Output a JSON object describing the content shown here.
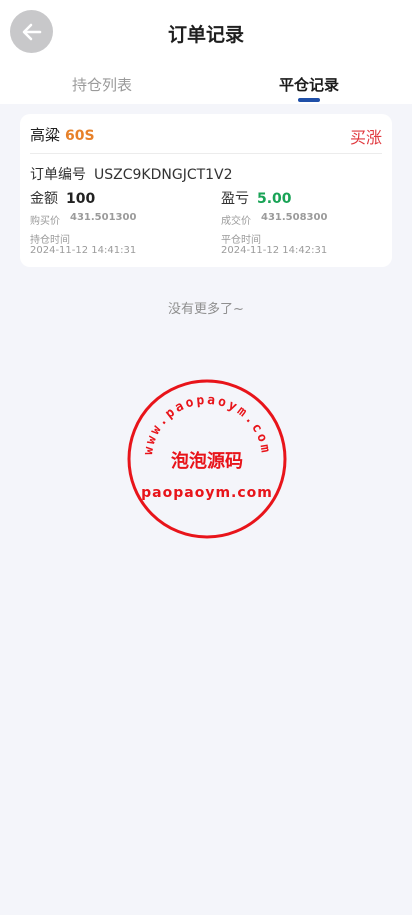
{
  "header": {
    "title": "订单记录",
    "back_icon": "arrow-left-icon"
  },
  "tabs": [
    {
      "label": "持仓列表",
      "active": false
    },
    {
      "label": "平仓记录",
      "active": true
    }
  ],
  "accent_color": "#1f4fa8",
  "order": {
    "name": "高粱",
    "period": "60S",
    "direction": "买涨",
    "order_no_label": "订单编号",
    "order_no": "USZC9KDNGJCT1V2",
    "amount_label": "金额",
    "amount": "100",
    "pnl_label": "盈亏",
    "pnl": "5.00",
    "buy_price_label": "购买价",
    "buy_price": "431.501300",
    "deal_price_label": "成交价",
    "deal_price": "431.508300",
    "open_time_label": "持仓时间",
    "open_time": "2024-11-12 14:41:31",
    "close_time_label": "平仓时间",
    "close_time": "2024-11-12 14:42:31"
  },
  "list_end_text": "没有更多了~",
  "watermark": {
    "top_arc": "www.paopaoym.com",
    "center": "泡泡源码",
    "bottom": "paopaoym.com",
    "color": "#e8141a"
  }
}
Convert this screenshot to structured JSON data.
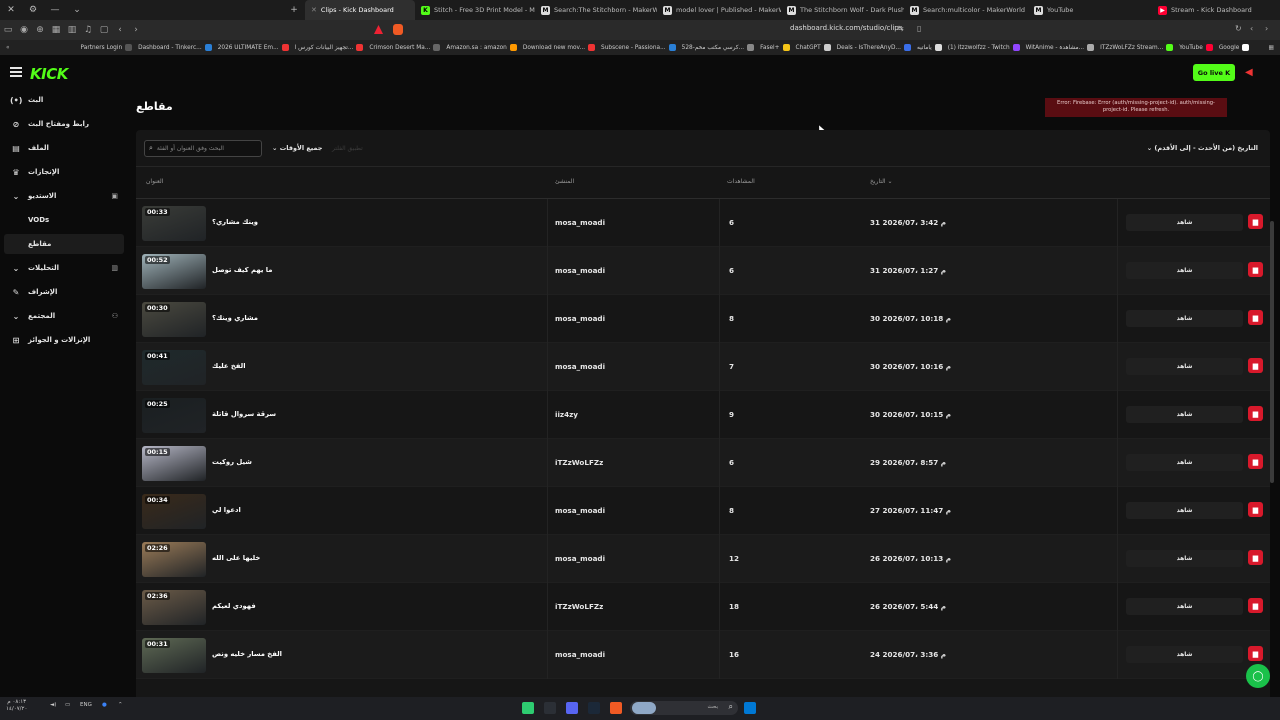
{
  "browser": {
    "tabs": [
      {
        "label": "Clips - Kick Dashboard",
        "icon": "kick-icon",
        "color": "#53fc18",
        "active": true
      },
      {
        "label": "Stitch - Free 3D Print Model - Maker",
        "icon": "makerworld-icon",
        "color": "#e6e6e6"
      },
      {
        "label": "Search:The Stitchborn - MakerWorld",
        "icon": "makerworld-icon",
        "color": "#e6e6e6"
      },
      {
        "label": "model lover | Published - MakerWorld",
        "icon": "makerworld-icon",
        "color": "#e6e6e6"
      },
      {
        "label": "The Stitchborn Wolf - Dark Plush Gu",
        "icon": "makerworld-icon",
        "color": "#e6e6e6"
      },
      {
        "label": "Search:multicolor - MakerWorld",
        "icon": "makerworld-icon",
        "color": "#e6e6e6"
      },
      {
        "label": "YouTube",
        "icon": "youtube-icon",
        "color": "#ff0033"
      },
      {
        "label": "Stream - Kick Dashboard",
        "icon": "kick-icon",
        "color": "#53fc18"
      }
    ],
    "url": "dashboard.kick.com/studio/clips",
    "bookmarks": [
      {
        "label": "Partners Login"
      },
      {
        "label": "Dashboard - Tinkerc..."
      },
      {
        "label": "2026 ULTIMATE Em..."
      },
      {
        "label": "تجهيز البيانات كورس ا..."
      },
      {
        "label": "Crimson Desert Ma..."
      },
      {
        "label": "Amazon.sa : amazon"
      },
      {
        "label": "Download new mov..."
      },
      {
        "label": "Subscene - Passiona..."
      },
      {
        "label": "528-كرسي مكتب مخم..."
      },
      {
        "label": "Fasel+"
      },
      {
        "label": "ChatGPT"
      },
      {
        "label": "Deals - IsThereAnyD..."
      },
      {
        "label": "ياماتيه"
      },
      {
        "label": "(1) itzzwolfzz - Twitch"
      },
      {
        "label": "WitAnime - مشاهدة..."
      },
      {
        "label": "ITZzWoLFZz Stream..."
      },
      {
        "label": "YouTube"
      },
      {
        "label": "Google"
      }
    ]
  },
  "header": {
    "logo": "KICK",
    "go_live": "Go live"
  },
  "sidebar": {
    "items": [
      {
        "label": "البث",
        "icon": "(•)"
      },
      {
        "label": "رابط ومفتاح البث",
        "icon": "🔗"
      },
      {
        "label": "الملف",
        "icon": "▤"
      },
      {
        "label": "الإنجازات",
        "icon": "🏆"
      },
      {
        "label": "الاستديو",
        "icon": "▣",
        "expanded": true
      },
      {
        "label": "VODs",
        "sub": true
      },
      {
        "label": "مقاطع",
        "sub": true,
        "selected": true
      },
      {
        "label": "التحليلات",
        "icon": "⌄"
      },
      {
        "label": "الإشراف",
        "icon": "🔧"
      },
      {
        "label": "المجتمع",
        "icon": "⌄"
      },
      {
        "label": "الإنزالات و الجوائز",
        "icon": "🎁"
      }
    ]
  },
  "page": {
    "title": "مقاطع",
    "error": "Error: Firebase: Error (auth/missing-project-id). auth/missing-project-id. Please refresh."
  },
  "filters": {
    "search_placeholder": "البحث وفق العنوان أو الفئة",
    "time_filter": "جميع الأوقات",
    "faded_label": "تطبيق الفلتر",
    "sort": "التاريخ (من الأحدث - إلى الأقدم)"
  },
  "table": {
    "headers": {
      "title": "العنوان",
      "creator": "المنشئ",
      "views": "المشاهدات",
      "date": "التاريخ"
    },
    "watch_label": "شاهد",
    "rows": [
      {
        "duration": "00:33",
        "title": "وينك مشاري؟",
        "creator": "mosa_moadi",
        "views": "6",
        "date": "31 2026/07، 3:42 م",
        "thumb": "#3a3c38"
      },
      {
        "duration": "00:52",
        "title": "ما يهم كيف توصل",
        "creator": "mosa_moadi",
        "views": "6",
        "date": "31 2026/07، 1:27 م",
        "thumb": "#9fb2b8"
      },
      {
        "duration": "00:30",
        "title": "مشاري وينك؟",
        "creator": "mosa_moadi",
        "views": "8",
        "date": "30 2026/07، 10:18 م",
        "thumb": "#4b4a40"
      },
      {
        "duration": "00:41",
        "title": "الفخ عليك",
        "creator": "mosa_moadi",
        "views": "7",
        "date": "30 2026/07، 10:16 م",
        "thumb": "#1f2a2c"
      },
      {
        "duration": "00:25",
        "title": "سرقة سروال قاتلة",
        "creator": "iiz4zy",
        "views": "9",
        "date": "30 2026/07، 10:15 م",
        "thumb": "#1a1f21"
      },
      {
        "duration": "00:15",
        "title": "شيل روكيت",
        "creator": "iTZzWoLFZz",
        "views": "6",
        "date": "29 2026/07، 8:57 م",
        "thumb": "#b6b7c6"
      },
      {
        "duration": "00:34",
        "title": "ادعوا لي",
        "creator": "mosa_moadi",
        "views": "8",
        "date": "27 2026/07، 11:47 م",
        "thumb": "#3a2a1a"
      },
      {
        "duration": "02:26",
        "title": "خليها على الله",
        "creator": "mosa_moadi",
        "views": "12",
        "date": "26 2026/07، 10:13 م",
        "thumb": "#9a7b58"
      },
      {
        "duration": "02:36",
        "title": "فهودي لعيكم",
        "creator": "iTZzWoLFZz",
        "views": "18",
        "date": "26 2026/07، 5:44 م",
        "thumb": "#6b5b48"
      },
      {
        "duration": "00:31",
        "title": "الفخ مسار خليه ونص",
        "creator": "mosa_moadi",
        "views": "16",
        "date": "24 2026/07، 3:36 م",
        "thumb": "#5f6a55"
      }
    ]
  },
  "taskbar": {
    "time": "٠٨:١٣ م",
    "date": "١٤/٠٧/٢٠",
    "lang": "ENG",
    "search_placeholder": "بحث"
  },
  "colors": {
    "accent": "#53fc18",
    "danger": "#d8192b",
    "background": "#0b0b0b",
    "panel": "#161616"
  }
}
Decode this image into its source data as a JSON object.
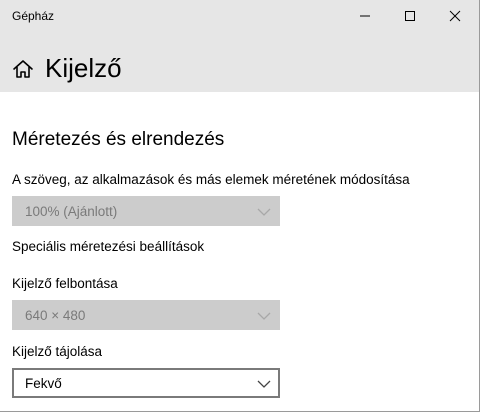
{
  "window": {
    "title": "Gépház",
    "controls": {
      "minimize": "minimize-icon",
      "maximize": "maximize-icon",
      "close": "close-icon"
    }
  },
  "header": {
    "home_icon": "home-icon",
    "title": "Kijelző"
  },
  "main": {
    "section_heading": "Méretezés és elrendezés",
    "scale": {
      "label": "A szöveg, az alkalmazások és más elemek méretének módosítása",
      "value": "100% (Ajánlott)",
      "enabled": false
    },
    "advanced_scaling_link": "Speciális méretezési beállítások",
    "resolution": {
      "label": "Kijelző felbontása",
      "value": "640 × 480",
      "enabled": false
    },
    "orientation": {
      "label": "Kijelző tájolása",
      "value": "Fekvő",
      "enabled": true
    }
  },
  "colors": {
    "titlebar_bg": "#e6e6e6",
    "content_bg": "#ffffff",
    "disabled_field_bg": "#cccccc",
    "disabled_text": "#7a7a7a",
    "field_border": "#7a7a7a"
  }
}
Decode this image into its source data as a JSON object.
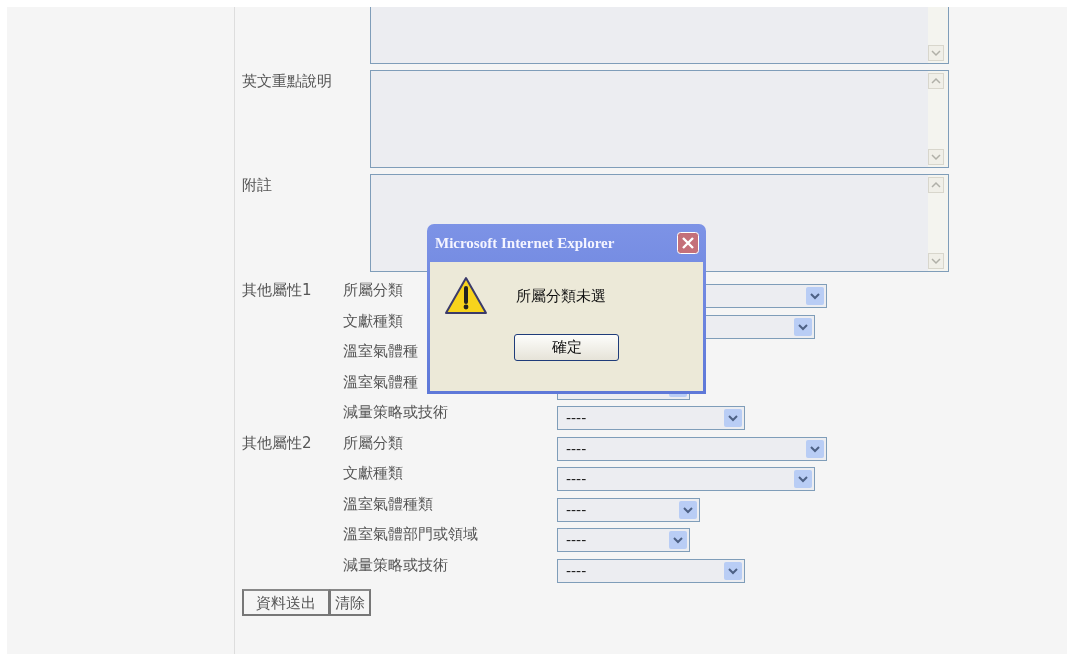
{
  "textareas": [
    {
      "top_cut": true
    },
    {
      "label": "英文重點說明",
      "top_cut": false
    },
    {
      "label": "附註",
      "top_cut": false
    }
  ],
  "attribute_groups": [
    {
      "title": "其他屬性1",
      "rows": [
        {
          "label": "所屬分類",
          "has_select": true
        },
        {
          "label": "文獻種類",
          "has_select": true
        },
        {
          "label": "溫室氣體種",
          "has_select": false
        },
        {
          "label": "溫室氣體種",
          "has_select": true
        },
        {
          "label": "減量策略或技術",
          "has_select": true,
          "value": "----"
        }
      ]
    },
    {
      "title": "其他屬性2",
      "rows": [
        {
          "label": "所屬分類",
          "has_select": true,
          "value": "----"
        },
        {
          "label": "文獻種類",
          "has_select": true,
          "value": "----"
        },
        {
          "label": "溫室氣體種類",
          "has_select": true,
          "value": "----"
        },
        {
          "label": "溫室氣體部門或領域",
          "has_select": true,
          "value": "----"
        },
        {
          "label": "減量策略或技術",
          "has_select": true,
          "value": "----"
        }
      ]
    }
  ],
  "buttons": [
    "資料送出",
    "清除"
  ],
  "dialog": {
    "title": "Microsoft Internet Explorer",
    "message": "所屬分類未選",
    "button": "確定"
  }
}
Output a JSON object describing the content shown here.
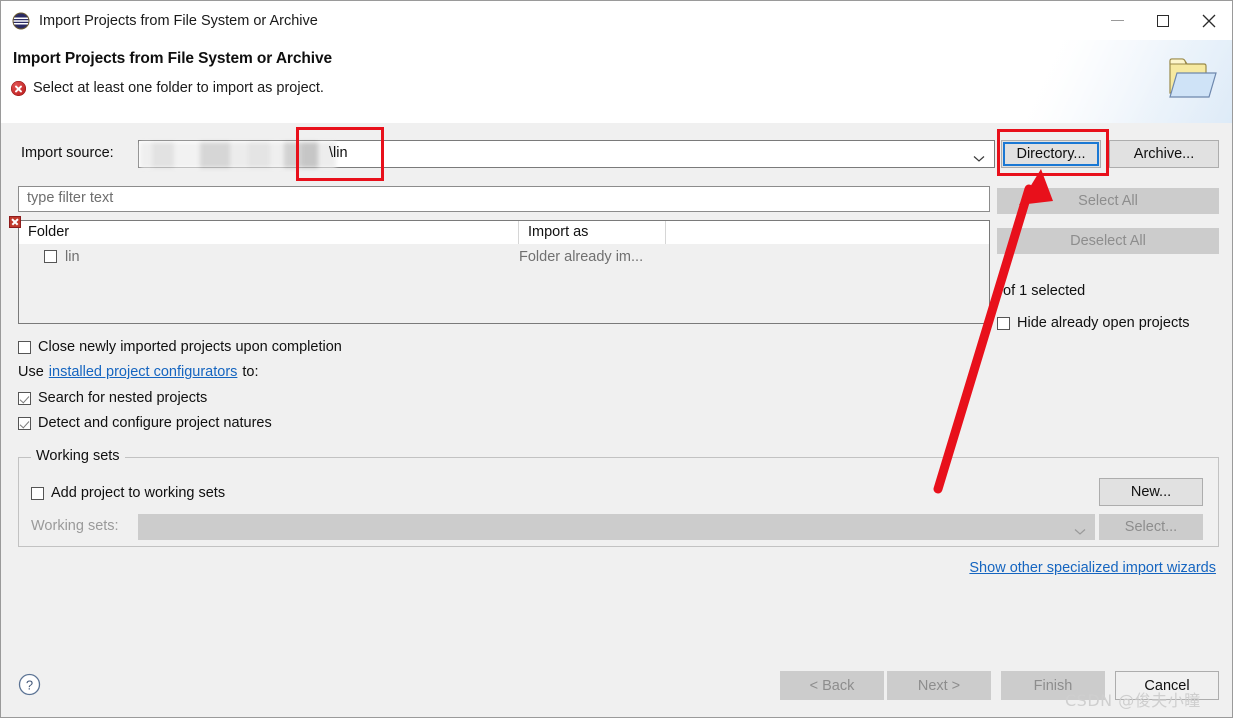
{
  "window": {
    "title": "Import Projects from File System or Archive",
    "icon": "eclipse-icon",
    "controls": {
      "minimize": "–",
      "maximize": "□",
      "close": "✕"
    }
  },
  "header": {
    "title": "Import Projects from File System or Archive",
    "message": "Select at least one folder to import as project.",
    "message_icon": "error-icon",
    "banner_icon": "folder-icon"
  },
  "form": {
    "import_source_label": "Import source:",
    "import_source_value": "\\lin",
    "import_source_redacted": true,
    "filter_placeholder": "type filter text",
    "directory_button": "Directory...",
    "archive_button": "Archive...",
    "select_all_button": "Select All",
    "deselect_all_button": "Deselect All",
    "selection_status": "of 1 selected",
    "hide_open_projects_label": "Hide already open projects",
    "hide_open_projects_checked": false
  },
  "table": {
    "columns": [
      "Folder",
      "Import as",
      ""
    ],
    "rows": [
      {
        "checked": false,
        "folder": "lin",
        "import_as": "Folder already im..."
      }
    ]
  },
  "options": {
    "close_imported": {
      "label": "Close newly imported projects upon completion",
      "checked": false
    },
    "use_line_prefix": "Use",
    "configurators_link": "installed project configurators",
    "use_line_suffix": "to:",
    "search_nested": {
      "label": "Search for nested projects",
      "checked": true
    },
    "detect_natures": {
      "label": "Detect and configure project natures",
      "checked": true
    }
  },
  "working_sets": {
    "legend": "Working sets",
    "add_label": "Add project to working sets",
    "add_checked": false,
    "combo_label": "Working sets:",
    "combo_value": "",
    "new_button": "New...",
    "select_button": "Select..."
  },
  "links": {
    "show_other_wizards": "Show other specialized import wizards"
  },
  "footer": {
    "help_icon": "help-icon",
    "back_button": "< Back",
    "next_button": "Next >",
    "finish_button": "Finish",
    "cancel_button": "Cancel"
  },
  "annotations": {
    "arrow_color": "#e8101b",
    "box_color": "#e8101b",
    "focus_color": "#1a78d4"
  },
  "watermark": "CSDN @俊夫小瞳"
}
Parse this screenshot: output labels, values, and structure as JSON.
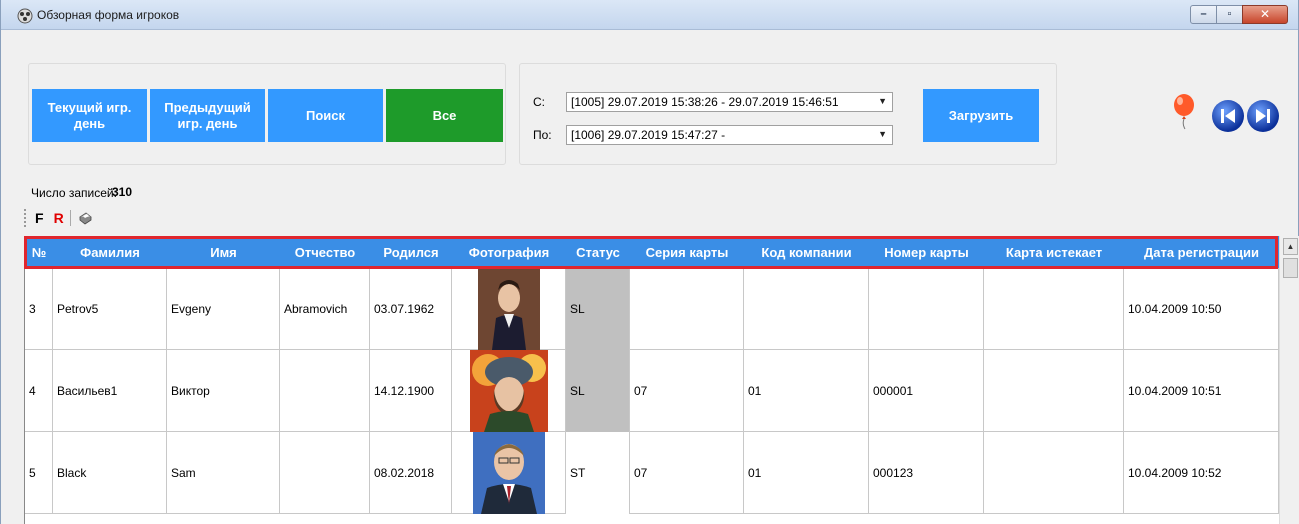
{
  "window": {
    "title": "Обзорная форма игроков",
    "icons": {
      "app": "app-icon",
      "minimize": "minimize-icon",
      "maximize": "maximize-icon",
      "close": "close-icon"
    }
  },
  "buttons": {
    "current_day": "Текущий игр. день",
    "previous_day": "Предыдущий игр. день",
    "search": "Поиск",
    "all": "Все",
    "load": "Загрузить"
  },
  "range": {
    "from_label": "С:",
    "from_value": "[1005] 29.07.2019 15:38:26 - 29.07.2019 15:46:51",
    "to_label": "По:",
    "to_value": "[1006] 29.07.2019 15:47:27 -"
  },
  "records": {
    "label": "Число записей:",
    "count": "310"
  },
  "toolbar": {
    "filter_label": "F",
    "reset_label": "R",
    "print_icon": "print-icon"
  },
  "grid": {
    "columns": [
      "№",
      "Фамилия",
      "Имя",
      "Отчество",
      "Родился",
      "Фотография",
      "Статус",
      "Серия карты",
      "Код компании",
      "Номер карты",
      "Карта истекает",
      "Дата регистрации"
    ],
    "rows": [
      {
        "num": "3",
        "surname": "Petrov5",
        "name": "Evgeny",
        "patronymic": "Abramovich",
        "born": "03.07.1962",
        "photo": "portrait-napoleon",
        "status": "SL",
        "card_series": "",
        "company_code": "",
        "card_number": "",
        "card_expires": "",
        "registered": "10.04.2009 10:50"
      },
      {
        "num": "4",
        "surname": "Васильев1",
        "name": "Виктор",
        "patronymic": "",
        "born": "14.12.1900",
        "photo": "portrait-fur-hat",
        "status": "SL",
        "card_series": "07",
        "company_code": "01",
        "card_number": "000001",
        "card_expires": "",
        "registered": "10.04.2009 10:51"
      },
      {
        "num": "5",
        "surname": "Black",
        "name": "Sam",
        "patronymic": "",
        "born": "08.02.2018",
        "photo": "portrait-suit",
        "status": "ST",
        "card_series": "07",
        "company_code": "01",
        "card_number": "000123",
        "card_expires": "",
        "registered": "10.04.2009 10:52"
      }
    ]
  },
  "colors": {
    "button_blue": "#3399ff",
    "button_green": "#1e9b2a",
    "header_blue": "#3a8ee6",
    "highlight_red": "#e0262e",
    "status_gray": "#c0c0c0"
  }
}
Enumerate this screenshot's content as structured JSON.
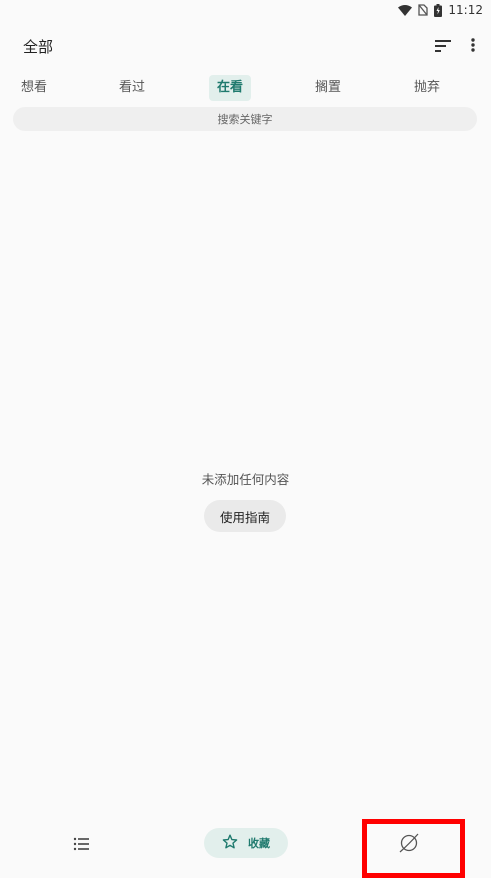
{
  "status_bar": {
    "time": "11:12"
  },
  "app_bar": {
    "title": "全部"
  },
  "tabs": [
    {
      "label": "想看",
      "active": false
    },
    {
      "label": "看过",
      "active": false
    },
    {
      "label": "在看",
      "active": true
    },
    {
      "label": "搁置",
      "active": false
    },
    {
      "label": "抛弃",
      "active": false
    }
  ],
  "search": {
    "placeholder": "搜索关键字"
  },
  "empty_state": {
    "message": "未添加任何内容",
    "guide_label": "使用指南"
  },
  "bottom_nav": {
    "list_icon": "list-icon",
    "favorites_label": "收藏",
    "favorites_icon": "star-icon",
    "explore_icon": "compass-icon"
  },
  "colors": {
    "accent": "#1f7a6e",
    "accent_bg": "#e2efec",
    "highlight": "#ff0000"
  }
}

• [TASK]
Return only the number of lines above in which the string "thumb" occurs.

• [RESPONSE]
10